However, the final decision on whether to reject or consider a candidate rests with the human decision-makers involved in the hiring process.
How can you tailor your resume and application to increase your chances of getting through an ATS?
When writing your resume, always try to mirror the job description. In other words, use the same language that the job description uses.
Are there any disadvantages or limitations of applicant tracking systems for job seekers?
One disadvantage is that candidates who haven’t tailored their resumes to include the right keywords may be overlooked, even if they possess the necessary skills and experience. In addition, resumes that have intricate designs, bright colors, fancy graphics, or non-standard fonts may not be parsed correctly by ATS, resulting in rejection.
What does ATS stand for and what is its function in the recruitment process?
ATS stands for Applicant Tracking System. This is software that is used by employers to manage job applications and to streamline the hiring process. It automates the process of posting job listings, receiving applications, sorting through candidates, and assisting in the selection of suitable candidates for employment.
What is ATS in human resources?
ATS is used in human resource departments to streamline the recruitment process. ATS stands for Applicant Tracking System, a software tool that helps in organizing, filtering, and managing large volumes of job applications.
What are some of the top ATS?
Let’s quickly sum up what we’ve learned:
- Employers receive hundreds of resumes for every job opening.
- An ATS is a computer software program that simplifies and speeds up the hiring process.
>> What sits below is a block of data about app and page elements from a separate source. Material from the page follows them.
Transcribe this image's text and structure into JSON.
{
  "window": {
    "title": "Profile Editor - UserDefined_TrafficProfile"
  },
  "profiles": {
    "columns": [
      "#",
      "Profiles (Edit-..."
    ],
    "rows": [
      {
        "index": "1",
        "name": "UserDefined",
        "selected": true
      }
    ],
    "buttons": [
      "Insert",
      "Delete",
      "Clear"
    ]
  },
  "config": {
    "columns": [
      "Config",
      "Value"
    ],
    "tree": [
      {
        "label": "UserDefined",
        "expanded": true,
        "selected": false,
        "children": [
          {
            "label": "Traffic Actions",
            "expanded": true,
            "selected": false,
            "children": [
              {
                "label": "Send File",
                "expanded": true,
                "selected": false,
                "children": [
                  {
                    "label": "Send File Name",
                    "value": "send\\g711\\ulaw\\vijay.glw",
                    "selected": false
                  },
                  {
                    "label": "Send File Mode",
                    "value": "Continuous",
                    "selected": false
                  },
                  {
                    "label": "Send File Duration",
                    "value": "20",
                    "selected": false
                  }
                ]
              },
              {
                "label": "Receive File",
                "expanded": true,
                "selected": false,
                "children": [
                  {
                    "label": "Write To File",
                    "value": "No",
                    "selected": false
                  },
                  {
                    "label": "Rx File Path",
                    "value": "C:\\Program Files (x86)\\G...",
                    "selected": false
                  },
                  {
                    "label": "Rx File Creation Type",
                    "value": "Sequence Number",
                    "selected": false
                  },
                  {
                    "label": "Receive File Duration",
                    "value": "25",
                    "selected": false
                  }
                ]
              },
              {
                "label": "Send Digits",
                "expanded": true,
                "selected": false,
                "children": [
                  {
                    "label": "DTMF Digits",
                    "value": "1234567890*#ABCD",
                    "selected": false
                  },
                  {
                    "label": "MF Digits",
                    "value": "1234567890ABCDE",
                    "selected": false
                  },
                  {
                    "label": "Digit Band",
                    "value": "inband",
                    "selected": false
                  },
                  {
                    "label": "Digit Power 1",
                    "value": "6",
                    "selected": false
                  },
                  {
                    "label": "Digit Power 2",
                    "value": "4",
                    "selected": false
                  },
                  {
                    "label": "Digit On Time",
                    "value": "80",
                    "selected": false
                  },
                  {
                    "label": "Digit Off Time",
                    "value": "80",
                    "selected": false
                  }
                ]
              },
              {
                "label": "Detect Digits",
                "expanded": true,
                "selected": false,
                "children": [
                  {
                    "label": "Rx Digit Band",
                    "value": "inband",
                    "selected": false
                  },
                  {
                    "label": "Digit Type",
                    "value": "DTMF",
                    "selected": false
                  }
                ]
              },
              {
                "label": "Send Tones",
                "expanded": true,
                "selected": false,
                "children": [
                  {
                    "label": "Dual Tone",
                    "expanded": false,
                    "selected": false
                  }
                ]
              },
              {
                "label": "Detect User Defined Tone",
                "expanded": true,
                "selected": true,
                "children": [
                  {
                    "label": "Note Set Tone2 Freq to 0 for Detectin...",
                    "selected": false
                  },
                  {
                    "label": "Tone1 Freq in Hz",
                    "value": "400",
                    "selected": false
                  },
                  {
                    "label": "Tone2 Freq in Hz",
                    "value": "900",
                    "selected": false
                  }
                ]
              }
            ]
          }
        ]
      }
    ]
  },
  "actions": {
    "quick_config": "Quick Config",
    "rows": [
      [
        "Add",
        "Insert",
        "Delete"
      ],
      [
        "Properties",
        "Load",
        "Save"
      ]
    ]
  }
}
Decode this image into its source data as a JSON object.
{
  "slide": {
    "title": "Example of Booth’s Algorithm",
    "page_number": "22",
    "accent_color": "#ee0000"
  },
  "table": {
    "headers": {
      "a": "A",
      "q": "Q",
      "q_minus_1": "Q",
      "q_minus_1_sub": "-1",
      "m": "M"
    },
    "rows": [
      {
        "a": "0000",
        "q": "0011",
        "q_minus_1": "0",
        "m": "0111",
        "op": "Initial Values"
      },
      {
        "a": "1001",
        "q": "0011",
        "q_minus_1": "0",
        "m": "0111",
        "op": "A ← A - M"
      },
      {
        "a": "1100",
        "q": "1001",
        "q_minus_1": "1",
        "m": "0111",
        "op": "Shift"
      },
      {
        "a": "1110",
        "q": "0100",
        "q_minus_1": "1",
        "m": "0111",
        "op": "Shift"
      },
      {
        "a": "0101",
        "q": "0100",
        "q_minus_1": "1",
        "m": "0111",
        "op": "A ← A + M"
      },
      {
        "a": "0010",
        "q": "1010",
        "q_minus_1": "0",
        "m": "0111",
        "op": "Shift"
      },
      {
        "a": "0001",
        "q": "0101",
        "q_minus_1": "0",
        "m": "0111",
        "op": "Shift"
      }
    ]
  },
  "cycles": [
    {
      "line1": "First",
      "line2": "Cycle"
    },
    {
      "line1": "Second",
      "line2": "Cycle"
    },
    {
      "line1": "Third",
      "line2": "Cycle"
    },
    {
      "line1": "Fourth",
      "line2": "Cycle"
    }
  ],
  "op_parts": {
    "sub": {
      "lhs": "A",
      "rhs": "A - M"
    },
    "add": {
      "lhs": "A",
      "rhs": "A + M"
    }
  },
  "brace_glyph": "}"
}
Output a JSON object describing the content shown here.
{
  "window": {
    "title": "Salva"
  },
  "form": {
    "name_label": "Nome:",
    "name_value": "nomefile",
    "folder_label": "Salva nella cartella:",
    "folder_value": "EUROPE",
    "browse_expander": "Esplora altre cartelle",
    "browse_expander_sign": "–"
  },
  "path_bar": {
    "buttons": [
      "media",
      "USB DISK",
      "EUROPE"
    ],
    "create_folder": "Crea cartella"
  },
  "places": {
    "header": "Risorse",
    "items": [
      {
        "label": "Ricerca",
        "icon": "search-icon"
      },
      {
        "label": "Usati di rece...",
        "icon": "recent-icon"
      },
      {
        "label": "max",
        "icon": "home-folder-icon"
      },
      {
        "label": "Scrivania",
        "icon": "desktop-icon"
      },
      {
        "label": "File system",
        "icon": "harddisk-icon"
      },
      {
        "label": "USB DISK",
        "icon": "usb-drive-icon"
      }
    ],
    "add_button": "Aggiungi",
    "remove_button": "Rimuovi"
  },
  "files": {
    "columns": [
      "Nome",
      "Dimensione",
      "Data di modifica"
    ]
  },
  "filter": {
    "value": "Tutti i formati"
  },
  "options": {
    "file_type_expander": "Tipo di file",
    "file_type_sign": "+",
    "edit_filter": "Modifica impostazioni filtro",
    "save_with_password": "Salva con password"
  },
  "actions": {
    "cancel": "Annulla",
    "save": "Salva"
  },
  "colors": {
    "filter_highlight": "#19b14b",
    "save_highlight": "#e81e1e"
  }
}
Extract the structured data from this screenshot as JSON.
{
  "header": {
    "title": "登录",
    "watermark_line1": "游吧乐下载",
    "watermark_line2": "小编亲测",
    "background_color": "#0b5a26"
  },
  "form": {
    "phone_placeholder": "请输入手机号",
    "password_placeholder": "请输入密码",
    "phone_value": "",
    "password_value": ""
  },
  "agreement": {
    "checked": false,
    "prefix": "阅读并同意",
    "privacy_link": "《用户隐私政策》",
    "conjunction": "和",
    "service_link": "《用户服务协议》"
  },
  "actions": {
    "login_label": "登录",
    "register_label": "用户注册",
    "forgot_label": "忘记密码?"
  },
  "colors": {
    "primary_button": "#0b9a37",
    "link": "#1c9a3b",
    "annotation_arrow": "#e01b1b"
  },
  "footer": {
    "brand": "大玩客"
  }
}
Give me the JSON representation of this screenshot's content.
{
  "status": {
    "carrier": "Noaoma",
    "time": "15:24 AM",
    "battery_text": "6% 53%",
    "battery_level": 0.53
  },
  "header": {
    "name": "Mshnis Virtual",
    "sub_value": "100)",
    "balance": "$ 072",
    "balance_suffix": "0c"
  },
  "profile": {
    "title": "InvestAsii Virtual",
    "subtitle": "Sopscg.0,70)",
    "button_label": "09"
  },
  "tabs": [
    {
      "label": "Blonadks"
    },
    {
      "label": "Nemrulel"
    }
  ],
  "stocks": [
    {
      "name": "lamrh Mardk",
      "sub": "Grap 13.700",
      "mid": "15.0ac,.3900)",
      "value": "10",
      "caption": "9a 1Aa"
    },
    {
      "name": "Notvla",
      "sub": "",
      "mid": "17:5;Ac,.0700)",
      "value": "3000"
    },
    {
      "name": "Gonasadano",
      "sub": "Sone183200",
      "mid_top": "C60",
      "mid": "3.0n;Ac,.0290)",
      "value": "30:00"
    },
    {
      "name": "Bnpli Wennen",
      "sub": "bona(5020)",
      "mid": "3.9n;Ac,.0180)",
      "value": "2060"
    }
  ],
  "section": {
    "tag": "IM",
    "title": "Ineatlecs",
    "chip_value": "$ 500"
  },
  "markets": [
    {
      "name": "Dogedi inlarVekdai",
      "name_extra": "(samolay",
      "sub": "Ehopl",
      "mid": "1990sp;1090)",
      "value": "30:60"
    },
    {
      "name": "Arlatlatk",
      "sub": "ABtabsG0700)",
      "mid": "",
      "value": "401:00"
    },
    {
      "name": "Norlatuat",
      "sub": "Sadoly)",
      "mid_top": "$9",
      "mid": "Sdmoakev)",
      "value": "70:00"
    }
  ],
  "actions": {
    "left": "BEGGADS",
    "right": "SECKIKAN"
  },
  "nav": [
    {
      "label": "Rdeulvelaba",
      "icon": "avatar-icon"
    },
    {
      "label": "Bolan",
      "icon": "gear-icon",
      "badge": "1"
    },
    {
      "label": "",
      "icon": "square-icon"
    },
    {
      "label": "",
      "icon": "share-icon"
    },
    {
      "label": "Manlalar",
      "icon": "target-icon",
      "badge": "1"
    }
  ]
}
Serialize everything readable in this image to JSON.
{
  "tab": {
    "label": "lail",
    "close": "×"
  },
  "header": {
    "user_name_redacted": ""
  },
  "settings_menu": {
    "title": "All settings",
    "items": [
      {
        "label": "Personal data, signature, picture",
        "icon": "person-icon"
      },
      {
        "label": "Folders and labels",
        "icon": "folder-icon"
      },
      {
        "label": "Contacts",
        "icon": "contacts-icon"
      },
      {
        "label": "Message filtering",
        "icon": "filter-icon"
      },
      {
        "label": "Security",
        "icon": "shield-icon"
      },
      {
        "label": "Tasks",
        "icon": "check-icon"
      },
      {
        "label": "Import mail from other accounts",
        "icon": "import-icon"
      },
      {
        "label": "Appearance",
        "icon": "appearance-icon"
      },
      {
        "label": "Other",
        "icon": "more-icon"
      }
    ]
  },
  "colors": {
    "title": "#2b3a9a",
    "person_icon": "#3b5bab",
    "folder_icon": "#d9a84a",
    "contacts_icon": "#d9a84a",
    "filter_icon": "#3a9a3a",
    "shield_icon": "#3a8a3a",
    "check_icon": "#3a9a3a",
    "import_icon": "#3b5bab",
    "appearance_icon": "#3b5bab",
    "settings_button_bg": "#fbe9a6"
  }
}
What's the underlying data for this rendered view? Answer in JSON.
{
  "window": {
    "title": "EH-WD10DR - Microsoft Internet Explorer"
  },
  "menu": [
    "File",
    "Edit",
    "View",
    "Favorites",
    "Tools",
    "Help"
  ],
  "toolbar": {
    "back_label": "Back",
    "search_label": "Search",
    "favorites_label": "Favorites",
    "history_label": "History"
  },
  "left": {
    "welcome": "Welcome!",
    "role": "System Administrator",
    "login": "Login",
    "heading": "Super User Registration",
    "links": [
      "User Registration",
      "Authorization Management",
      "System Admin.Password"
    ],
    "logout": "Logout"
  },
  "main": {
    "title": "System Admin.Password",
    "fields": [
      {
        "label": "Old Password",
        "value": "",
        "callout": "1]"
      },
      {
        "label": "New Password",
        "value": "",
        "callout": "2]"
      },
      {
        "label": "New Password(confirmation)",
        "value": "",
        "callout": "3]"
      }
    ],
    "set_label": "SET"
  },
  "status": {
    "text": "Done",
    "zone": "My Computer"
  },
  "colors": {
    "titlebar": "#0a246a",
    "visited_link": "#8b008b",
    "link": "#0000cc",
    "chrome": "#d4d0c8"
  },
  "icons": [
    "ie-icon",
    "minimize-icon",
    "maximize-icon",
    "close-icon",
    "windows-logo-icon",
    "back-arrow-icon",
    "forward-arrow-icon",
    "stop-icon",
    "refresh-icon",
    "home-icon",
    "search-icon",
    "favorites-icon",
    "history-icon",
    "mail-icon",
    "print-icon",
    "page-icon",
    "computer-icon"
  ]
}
- Over 97% of Fortune 500 companies use ATS while 66% of large companies and 35% of small organizations rely on them.
- As AI continues to evolve, it’s likely that ATS software will become even more sophisticated.
- Recruiters often filter resumes by searching for key skills and titles.
- The problem with ATS is that qualified candidates are overlooked because their resumes don’t contain the right keywords.
If you want to make sure your resume gets past the ATS and into the hands of a recruiter, you need to optimize it. Jobscan’s resume scanner is an easy way to do this.
Simply upload your resume and the scanner will show you where you need to improve your keywords so that your resume stands out from the rest.
Don’t let a computer decide your future – use Jobscan today and start getting more job interviews!